Prevent that resources are deployed manually and/or improperly labeled.
Staying with virtualization as a simile for cloud: as a result we did not bring total cost down by virtualization but we did lower the cost per instance. However, and this should also have your head nodding in recognition, it resulted in a chaotic landscape of virtual instances and a not so up-to-date configuration database. Maintaining an up-to-date CMDB in any IT environment has time and again proven to be very difficult. Cloud services will make it impossible to have an accurate central database.
So, problems then? Yes! Because from a governance standpoint we want to ensure that IT budget and resources are well spent and that we do not run any undue risk. The aim is to prevent that resources are deployed manually and/or improperly labeled.
So, how do we compel cloud users to adhere to strict deployment and tagging policies?
In what should be a familiar theme by now, we will fix it with automation. Automated deployments, automated configurations [Configuration and Asset Management] and some really sweet tagging policies. We use tags to label instances. Tags will be used extensively and with good reason. Use them to allocate cost, register support contact(s), data privacy sensitivity, application security sensitivity, etc., etc.. Tags are also indispensable when it comes to operational management tasks. For instance; finding databases with a certain version so they can be patched will be a cinch.
To come back to our governance processes: we have to communicate. Communicate why we care about this process and how we perform it. Report on the effectiveness of our automation and labeling. How accurate our knowledge is of our assets and configuration items. And, if we are successful in allocating cost and detecting compliance and security risks.
Here are some more tips.
Focus on Acceptance and Production environments as opposed to complete DTAP.
Routinely compare different sources of configuration and asset information to find discrepancies. This is a means to improve the data and the process.
Scripts, forms or whatever shape deployment requests have in your organization, should take into account important information such as:
- Application (application nr. and/or name)
- Application role (OTAP)
- Part of cluster
- Software versions
- Application owner
- Cost code (Project, dept, or unit to allocate cost to)
- Deployment requester
- CIA classification
*Plenty of organizations do not employ charge-back or show-back to allocate IT cost to business units or service chains. IT spend is just a lump sum cost on the overall budget of the organization. There’s little incentive there to make the considerable effort of administrating assets and items. However, there are not a lot of organizations that do not care about IT cost, efficiency, regulatory compliance, etc.. It’s just that there is little understanding of the relation between them. Extra effort is required to make sure this a priority when going cloud

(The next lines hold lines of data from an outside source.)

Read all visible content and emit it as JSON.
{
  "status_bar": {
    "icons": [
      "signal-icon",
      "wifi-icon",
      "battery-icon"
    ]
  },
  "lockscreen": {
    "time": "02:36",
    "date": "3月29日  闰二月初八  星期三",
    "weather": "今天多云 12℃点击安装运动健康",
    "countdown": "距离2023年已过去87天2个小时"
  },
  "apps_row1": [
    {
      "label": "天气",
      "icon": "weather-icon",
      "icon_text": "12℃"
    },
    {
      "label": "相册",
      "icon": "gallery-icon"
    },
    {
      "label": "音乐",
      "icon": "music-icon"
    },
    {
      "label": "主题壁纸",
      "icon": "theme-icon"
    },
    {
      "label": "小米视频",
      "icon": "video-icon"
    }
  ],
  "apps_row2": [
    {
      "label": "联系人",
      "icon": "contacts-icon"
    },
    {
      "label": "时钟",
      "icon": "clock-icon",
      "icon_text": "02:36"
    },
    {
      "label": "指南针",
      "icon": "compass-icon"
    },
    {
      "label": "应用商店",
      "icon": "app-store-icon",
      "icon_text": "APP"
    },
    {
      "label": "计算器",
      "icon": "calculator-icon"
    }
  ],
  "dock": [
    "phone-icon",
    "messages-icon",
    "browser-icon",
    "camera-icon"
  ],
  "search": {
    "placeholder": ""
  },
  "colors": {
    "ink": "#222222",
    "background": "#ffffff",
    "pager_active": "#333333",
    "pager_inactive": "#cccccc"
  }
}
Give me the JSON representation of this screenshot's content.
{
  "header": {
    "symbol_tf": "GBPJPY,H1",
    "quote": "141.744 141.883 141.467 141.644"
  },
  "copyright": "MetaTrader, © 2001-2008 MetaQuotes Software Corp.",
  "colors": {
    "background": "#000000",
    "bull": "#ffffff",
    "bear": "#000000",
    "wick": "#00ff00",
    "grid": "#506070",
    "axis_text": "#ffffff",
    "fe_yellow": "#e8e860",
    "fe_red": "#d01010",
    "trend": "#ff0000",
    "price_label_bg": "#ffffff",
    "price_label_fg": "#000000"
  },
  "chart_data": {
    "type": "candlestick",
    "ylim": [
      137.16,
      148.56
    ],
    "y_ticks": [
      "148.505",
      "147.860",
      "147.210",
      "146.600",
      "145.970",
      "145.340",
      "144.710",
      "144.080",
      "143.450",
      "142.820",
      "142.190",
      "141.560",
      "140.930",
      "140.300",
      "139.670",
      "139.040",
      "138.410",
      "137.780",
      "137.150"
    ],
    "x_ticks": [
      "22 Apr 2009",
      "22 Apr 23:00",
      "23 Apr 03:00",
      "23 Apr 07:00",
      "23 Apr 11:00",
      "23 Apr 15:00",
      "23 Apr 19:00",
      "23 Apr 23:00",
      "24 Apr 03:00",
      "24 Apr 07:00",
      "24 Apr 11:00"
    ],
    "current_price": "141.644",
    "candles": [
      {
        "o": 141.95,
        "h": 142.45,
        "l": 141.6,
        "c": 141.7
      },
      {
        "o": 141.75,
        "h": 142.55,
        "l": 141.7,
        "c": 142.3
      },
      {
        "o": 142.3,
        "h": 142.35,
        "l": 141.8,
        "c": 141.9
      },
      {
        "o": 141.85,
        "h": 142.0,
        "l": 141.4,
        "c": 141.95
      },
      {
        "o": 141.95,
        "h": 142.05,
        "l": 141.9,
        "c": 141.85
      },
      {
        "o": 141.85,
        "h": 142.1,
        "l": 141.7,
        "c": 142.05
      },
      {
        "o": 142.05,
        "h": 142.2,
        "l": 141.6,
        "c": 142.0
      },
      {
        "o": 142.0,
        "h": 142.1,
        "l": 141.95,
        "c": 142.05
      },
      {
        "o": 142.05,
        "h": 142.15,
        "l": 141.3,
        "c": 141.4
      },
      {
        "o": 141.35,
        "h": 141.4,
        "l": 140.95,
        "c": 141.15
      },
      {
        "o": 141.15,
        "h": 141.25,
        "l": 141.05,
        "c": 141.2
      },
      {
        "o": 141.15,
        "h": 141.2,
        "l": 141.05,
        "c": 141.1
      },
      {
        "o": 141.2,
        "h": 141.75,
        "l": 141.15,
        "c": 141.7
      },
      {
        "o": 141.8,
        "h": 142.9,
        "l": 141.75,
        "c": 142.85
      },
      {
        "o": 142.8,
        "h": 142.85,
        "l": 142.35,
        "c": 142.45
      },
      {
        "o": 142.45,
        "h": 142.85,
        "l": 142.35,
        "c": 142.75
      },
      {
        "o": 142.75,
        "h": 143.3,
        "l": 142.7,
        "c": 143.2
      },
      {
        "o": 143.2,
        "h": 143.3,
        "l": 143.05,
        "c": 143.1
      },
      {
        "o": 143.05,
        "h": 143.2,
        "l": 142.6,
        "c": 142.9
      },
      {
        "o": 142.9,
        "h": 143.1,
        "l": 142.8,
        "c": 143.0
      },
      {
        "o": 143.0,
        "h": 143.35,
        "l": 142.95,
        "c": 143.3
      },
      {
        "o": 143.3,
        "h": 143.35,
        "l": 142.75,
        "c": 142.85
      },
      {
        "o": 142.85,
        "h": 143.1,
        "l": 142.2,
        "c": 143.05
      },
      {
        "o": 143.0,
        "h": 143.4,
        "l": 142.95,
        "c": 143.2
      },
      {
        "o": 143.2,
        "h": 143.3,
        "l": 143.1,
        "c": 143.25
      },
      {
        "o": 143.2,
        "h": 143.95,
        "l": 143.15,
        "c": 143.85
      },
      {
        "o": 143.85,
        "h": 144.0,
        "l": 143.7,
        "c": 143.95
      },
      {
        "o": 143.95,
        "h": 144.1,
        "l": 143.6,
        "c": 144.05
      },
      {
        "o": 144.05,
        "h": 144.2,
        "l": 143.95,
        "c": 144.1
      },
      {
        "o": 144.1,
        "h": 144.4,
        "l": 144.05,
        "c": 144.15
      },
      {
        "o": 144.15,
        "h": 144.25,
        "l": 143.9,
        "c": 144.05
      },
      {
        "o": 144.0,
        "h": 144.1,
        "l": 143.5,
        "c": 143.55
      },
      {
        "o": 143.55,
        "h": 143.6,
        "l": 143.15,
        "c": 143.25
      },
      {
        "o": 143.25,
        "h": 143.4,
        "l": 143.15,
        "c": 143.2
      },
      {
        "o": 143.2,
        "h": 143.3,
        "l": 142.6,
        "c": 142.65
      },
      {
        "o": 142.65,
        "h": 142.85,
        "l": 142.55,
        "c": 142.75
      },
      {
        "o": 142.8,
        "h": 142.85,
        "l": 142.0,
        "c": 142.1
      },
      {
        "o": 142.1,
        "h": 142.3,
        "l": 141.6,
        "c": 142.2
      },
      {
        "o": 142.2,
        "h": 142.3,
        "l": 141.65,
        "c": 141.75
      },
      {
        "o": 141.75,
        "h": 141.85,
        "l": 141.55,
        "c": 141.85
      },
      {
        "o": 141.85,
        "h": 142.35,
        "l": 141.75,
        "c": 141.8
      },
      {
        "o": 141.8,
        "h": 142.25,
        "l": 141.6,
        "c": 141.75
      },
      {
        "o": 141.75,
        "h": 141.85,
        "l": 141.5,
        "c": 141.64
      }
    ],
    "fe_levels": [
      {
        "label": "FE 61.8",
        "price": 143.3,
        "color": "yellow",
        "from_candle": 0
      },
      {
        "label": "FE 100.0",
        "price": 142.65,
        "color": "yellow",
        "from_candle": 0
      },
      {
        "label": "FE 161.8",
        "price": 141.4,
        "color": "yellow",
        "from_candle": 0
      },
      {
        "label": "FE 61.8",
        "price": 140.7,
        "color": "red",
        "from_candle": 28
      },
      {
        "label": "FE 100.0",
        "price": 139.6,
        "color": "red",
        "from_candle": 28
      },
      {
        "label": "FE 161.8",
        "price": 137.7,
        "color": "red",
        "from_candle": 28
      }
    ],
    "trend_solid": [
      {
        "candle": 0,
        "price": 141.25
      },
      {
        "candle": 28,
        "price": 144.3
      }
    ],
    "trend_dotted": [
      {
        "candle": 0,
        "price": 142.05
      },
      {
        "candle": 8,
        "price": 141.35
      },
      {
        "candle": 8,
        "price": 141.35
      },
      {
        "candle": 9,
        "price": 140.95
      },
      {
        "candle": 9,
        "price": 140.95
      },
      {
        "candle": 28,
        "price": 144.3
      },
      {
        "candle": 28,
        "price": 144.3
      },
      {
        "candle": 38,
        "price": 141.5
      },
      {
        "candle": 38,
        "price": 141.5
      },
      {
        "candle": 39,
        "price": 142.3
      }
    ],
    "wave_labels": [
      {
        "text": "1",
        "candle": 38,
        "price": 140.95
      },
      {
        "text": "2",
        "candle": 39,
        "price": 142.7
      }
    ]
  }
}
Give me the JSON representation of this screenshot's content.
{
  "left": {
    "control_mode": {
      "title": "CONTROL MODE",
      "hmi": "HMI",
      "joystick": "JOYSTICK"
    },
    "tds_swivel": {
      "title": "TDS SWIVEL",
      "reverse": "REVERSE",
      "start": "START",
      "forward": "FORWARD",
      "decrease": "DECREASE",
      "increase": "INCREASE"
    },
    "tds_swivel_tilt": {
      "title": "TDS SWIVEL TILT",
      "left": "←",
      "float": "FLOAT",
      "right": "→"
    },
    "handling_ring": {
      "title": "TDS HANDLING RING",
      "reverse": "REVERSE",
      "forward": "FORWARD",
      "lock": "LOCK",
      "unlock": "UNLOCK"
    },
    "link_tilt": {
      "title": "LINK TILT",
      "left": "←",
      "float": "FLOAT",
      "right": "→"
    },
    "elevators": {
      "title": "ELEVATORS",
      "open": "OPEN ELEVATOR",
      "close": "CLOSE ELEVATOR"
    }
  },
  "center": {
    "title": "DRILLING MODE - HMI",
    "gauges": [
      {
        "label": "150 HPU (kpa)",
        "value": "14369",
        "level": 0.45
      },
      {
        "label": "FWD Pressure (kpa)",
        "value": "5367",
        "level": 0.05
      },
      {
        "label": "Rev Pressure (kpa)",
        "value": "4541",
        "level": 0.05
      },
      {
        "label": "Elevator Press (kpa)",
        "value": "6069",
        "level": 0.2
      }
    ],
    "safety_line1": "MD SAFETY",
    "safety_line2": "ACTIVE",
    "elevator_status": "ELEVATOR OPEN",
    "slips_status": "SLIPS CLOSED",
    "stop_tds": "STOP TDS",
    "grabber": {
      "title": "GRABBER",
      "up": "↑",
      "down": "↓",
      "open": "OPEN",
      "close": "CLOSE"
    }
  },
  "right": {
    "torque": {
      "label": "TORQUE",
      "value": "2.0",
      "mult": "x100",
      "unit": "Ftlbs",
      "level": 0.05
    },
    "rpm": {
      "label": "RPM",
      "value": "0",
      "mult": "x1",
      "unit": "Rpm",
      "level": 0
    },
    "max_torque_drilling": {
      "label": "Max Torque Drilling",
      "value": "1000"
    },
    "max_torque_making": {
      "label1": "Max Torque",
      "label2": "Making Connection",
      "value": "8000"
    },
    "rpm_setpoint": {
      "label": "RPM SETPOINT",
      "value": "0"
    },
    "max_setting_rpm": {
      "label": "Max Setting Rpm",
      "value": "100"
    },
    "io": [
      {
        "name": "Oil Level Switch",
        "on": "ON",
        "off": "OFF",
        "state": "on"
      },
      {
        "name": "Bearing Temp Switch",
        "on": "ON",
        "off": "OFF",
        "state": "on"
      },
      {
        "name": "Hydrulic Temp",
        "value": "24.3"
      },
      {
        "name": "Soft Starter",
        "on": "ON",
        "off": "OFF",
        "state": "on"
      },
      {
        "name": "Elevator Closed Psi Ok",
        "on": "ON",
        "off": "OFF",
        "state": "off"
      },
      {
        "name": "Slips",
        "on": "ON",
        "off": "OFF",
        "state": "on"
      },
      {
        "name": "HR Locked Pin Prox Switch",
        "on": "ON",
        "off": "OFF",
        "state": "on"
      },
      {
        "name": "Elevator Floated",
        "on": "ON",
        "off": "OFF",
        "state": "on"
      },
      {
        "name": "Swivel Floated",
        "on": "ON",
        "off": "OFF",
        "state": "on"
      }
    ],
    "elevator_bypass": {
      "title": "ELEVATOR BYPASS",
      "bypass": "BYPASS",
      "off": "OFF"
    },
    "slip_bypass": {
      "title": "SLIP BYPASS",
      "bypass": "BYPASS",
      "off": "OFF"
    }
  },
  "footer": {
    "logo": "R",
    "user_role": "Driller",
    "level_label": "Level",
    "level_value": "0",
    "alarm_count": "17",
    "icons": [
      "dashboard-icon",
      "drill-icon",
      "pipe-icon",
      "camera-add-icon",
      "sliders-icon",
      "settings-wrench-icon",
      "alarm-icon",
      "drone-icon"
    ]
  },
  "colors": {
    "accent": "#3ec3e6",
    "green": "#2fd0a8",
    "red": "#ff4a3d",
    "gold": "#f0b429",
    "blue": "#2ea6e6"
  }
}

Process or Activity
Demarcation of Responsibilities
Configuration and Asset Management responsibilities stay in place.
CCoE is responsible for tagging implementation and monitoring compliance on tag use.
CCoE creates reports and/or dashboard for process management.
To Do List
Limit Configuration Management scope to only Acceptance and Production systems.
Plan periodic exception reporting based on contrasts in overlapping data sets.